Federal Reserve Faces Complex Decision Amidst Economic Uncertainty

In the coming weeks, Federal Reserve officials will face a challenging decision regarding interest rates as the US economy navigates a whirlwind of factors.

Despite reports indicating that the economy is growing too rapidly to fully curb inflation and skyrocketing bond yields that could potentially stifle economic activity, the Fed is unlikely to declare an end to its 19-month campaign to raise borrowing costs. This poses a difficult messaging challenge for US central bank chief Jerome Powell.

Since the Fed’s decision to maintain rates at its September 19-20 meeting, various factors have emerged, further complicating the policy landscape. The Middle East has seen the outbreak of war, adding geopolitical uncertainty. Additionally, with half of the US Congress leaderless and a government shutdown deadline approaching, the political landscape remains volatile. Furthermore, underlying inflation appears to be cooling, but a sudden surge in housing and services prices in September threatens the Fed’s narrative that price pressures will continue to abate.

Jerome Powell must navigate this complex environment without sending mixed signals to financial markets. On the one hand, he must avoid instilling unwarranted confidence that current financial conditions are stringent enough to bring inflation down to the Fed’s 2% target, though this may indeed be the case. On the other hand, he must prevent unwarranted fear that the central bank will need to clamp down with higher interest rates, a scenario that is also plausible.

This week, Powell is scheduled to address the Economic Club of New York, likely marking his final substantive comments before the October 31-November 1 policy meeting. Analysts anticipate that Powell will focus on the recent swift surge in bond yields, which could potentially help the central bank attain its inflation target but may also signify a crucial juncture in policy.

Monetary Policy Analytics analysts, led by former Fed Governor Larry Meyer, have noted that the Fed has rapidly shifted its focus from singular inflation control to recession avoidance. This pivot hinges in part on the reason behind the rise in Treasury yields. If it’s due to investor expectations of more Fed rate hikes, the central bank might feel compelled to follow the market. However, if it’s due to evolving views of the economy and its risks, investors could be essentially helping the Fed and substituting for additional hikes.

The landscape has changed since the September meeting, and several Fed officials have hinted that the rise in bond yields might take rate hikes off the table. The Fed is now closely monitoring these developments.

The upcoming policy meeting may open a new chapter in the debate. If, as expected by financial markets, the central bank holds rates steady on November 1, it will be the first time since the current tightening cycle began in March 2022 that it has gone consecutive meetings without a hike. Describing this anticipated outcome while keeping the door open for future rate increases will be a challenge for Powell. Additionally, he must address speculation about the possibility of rate cuts or adjustments to other aspects of Fed policy, such as the ongoing reduction of the central bank’s balance sheet.
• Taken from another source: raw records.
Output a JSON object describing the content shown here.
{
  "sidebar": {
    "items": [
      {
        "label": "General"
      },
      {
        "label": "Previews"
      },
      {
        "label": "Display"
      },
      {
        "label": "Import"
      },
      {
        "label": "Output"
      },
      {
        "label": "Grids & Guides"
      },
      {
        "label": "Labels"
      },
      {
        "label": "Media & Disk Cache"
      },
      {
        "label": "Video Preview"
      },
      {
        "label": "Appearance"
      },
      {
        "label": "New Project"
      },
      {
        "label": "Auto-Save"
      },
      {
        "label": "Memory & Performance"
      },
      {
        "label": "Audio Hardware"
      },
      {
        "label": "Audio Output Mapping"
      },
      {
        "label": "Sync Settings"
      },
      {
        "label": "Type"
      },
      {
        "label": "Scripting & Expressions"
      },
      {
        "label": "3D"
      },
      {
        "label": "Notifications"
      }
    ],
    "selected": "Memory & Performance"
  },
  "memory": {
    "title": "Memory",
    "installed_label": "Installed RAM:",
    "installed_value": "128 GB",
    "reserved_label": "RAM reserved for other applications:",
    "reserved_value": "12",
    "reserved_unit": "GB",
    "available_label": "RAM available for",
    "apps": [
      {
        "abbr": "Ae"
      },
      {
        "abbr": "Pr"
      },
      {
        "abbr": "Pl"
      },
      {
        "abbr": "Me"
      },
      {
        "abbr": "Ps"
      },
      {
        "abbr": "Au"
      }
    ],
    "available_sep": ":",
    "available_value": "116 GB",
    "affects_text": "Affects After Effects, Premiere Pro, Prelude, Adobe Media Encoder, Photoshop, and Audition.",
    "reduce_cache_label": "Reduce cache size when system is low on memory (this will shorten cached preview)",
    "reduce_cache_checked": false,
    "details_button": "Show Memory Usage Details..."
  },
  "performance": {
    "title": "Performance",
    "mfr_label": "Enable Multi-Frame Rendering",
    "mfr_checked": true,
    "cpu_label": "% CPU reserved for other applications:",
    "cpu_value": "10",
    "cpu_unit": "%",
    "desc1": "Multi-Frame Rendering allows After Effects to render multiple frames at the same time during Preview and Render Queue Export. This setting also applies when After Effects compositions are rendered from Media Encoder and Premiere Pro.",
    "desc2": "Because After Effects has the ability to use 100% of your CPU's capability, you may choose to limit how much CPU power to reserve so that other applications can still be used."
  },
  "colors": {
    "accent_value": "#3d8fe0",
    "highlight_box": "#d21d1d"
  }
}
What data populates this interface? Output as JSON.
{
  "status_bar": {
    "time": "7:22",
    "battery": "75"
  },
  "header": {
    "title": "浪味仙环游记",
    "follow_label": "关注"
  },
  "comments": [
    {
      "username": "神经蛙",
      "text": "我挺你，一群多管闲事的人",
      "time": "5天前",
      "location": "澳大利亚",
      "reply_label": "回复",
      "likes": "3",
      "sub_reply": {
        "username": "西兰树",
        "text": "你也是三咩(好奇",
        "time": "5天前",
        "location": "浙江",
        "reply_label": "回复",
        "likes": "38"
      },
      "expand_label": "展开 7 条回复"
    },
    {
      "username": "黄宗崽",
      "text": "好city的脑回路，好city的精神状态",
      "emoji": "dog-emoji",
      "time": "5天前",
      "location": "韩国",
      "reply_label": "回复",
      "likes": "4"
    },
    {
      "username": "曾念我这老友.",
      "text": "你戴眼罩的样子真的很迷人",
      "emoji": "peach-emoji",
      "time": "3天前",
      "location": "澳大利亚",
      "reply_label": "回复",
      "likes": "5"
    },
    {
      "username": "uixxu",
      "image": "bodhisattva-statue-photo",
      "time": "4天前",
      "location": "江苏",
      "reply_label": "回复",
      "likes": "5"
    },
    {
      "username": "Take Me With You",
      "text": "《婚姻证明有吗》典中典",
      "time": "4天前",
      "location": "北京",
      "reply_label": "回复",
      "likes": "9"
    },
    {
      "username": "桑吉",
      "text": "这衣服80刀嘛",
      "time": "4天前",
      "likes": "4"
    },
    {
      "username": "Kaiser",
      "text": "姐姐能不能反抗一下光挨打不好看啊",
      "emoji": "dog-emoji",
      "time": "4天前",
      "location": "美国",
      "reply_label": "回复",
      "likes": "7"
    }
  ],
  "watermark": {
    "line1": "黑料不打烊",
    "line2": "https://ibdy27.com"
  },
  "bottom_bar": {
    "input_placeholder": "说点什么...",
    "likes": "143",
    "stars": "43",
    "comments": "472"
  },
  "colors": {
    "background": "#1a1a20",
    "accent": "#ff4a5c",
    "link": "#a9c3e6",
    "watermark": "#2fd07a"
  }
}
This is a pivotal moment for Powell, further intensified by the Middle East conflict and the political turmoil in Washington, where Republicans ousted their top leader in the US House of Representatives.

Since the Fed raised its benchmark overnight interest rate in July, long-dated bond yields have surged by nearly a full percentage point, which can impact rates on consumer and business loans. While this could help curb inflation, it may also push the economy too far. The yield on the 10-year Treasury note is currently only about six-tenths of a percentage point below the Fed’s policy rate, a significant factor for monetary policy.

Powell also needs to assess the trajectory of inflation. Recent data do not fully align with the Fed’s expectation of a gently slowing economy and steadily decreasing inflation. Fed Governor Christopher Waller referred to the economy as “booming,” with the possibility of third-quarter GDP growth hitting a 4% annual rate.

However, the data is at odds with the Fed’s view, raising questions about the future path of inflation. The recent surge in the euro against the US dollar, indicating increased volatility in the major currency pair, adds another layer of complexity.

In this intricate environment, Powell will need to address whether his faith in continued “disinflation” remains intact. While some believe the economy’s ongoing strength supports this notion, the recent data tell a different story. The Fed’s narrative of ongoing disinflation is at odds with a growing economy, low unemployment, and an upturn in inflation trends.

As the Federal Reserve meets, it must carefully weigh these conflicting factors to determine the best course of action to ensure economic stability and maintain its dual mandate of price stability and full employment.


FXOpen offers spreads from 0.0 pips and commissions from $1.50 per lot. Enjoy trading on MT4, MT5, TickTrader or TradingView trading platforms!

This article represents the opinion of the Companies operating under the FXOpen brand only. It is not to be construed as an offer, solicitation, or recommendation with respect to products and services provided by the Companies operating under the FXOpen brand, nor is it to be considered financial advice.